The centre-right celebrity is now firmly placed in the twitterati pantheon, but he’s long since abandoned his principles

Overrated US Politics
Illustration by David Smith

On the right side of the political spectrum, different types of conservatives, libertarians, classical liberals and independents exist and thrive. Yet in this modern age of political shape-shifting and quasi-ideological viewpoints, some attempts to fit political cogs into right-leaning wheels end up being miserable failures. As a case in point, look no further than Andrew Sullivan. 

Sullivan has a decent resumé. He has written five books, is a former editor of the New Republic, and is currently a columnist for the Sunday Times. He’s also been a blogger for Time, the Atlantic and currently the Daily Beast. It would therefore be farcical to deny Sullivan hasn’t a following in print journalism and on the internet. 

Even so, it’s important to try to understand what the roots of this attraction are really all about. Is it because he regularly speaks his mind, or is it because he claims to be a conservative regularly speaking his mind? If it’s the former, it would hardly make him a unique political commentator. If it’s the latter, Sullivan is misrepresenting his position because he’s often bereft of principled conservative ideas.

The so-called blogger extraordinaire certainly supports some sensible economic policies, including small government, low taxes, and more private sector initiatives.  He even wrote a piece in the New York Times magazine back in 2000 in favour of a flat tax — and to his credit, continues to defend it.  

But it was the way he crafted this argument that (to me, anyway) initially awoke my doubts about his conservative credentials. Consider the opening two lines: “I suppose I first developed a fondness for the flat tax when both Jerry Brown and Steve Forbes supported it. It had that energising Right-Left whiplash I’ve rarely been able to resist.” There is a huge Right-Left dichotomy on tax reform — and support for the flat tax is overwhelmingly on the Right. 

Conservatives have always promoted ideas that make sense to us, and in turn, make sense for our respective countries; acquiring the support of left-wingers is rarely on the political radar.  So why was it important to Sullivan that the Left was onside?

When you start to examine his other political positions, it begins to make more sense.  

Sullivan is left-leaning on most social issues, including his opposition to capital punishment, criticism of the war on drugs, and support of same-sex marriage. In fact, Sullivan (who is gay) has written so extensively on sexual politics that it seems to have had a lasting effect on his opinion and analysis. Many conservatives have noticed this. In one noteworthy example, Tunku Varadarajan, Elisabeth Eaves and Hana R. Alberts correctly observed in their 2009 Forbes piece, “In Depth: The 25 Most Influential Liberals In The US Media”, that Sullivan’s “advocacy for gay marriage rights and his tendency to view virtually everything through a gay prism puts him at odds with many on the Right.”

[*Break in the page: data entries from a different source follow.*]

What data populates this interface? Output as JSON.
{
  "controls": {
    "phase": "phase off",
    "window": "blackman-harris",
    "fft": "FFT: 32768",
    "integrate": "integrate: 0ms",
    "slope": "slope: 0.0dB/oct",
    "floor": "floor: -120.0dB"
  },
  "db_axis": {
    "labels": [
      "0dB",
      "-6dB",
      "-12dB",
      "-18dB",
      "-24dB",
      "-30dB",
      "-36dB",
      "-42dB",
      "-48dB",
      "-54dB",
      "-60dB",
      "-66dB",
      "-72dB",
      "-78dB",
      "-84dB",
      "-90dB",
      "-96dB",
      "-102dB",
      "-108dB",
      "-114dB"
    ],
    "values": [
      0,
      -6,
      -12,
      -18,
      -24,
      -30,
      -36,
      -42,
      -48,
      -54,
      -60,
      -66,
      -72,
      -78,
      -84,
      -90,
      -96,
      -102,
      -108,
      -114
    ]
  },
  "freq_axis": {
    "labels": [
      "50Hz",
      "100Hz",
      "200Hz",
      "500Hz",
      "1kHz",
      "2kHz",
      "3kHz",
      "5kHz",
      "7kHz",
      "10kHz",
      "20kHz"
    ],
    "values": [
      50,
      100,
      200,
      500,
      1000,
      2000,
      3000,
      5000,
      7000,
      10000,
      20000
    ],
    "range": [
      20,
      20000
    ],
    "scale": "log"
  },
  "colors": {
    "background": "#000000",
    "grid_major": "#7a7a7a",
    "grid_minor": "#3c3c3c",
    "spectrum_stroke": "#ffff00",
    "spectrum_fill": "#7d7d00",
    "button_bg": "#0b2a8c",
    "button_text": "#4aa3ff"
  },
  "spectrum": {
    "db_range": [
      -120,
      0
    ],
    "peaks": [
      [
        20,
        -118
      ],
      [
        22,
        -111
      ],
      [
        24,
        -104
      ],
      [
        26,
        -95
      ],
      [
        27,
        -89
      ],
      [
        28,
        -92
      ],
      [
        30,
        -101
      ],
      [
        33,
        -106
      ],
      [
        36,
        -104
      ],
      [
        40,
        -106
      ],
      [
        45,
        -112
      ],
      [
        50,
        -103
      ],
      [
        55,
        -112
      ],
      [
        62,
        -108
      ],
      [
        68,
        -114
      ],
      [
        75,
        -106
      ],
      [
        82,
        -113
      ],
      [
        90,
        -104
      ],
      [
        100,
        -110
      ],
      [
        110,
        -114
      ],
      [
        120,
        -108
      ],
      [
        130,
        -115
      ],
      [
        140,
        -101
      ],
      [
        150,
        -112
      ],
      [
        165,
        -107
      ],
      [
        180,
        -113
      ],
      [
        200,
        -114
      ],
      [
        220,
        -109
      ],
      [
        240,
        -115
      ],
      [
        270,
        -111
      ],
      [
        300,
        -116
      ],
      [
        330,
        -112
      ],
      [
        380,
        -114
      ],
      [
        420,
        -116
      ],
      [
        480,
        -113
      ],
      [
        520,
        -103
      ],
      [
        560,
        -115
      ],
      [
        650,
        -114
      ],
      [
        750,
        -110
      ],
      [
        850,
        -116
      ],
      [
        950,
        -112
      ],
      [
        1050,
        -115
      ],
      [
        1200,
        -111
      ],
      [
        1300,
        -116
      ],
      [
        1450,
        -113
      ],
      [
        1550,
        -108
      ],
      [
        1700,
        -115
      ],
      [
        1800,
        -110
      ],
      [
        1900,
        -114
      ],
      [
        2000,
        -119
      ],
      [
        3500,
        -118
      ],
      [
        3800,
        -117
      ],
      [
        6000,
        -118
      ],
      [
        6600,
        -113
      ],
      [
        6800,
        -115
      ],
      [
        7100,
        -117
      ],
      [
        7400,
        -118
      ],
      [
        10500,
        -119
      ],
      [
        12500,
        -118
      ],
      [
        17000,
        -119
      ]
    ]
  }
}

In terms of foreign policy, Sullivan is sharply to the Left. He initially supported the war on terror and the 2003 Iraqi invasion, but eventually withdrew that support in favour of a mushy, isolationist position. He has become increasingly critical of American initiatives abroad, and his distaste for neoconservatism has intensified.

  Israel has also become a favourite target.In a Sunday Times column last month, Sullivan decried the fact that “the all-mighty Israel lobby convened in Washington and swamped Capitol Hill with visitors raising the spectre of Auschwitz”. He went on to describe the worldview of Israel’s prime minister Benjamin Netanyahu (not Iran’s Mahmoud Ahmadinejad) as “Manichean” and “apocalyptic”. Rather extreme language, especially from someone who has  in the past claimed to be a Zionist.

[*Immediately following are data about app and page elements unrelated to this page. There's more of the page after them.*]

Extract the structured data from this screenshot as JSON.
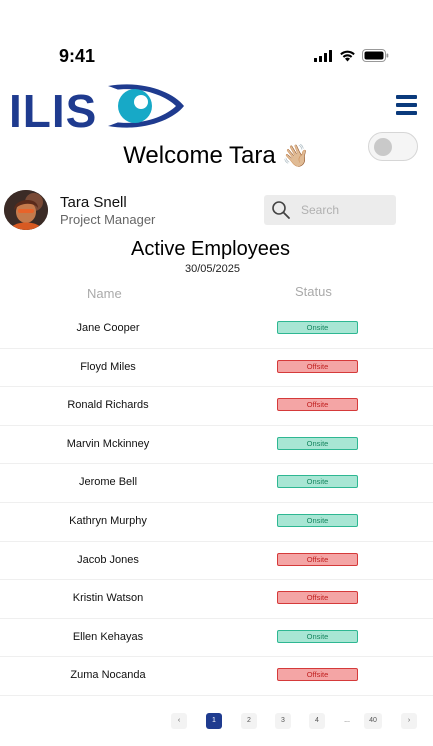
{
  "status_bar": {
    "time": "9:41"
  },
  "header": {
    "logo_text": "ILIS",
    "brand_color": "#1f3b8f",
    "accent_color": "#17a9c7"
  },
  "welcome": {
    "text": "Welcome Tara",
    "emoji": "👋🏼"
  },
  "user": {
    "name": "Tara Snell",
    "role": "Project Manager"
  },
  "search": {
    "placeholder": "Search"
  },
  "section": {
    "title": "Active Employees",
    "date": "30/05/2025"
  },
  "table": {
    "columns": [
      "Name",
      "Status"
    ],
    "rows": [
      {
        "name": "Jane Cooper",
        "status": "Onsite"
      },
      {
        "name": "Floyd Miles",
        "status": "Offsite"
      },
      {
        "name": "Ronald Richards",
        "status": "Offsite"
      },
      {
        "name": "Marvin Mckinney",
        "status": "Onsite"
      },
      {
        "name": "Jerome Bell",
        "status": "Onsite"
      },
      {
        "name": "Kathryn Murphy",
        "status": "Onsite"
      },
      {
        "name": "Jacob Jones",
        "status": "Offsite"
      },
      {
        "name": "Kristin Watson",
        "status": "Offsite"
      },
      {
        "name": "Ellen Kehayas",
        "status": "Onsite"
      },
      {
        "name": "Zuma Nocanda",
        "status": "Offsite"
      }
    ]
  },
  "pagination": {
    "prev": "‹",
    "pages": [
      "1",
      "2",
      "3",
      "4"
    ],
    "ellipsis": "...",
    "last": "40",
    "next": "›",
    "current": "1"
  }
}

Sullivan’s views on religion in society are decidedly negative. In 2009, he wrote in his blog for the Atlantic: “Conservatism has become a religious movement. Although I am a religious person, I do not believe that any specific form of religion has a veto in determining who is or is not a political conservative in a secular society.” 

Religion has played a crucial role in the growth and development of democratic nations. As Robert Putnam and David E. Campbell noted in their excellent book Amazing Grace, religion may occasionally divide us — but it unites us far more regularly than left-wing academics and pundits care to admit. (For the record, I am a non-religious conservative who has never been told what to think or how to act by other conservatives, religious or not.)    

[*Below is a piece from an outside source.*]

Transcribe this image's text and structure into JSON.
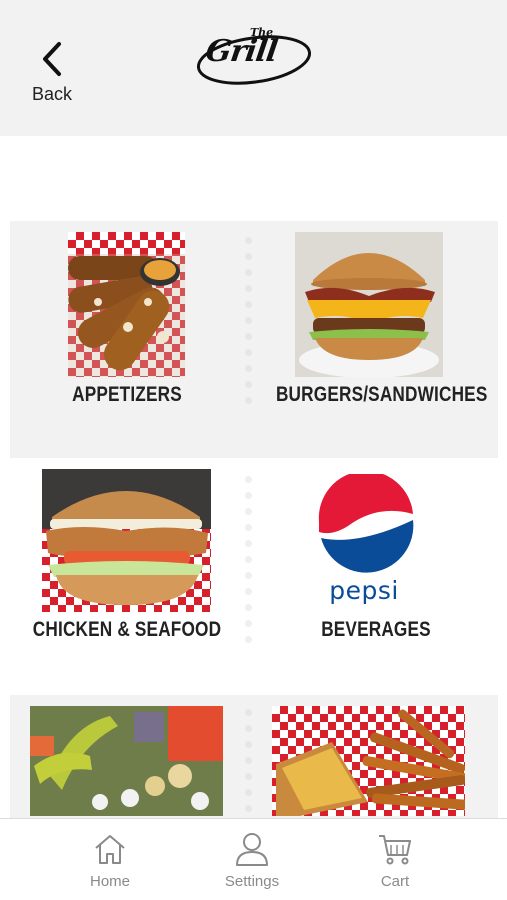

There are plenty of moderate conservative thinkers in this political movement, and they’ll always be welcomed with open arms. Sullivan isn’t one of them. He doesn’t understand how other conservatives think, because he doesn’t think like a conservative. Without the word “conservative” attached to his biography, he’s nothing more than an overrated vanity blogger — and he knows it.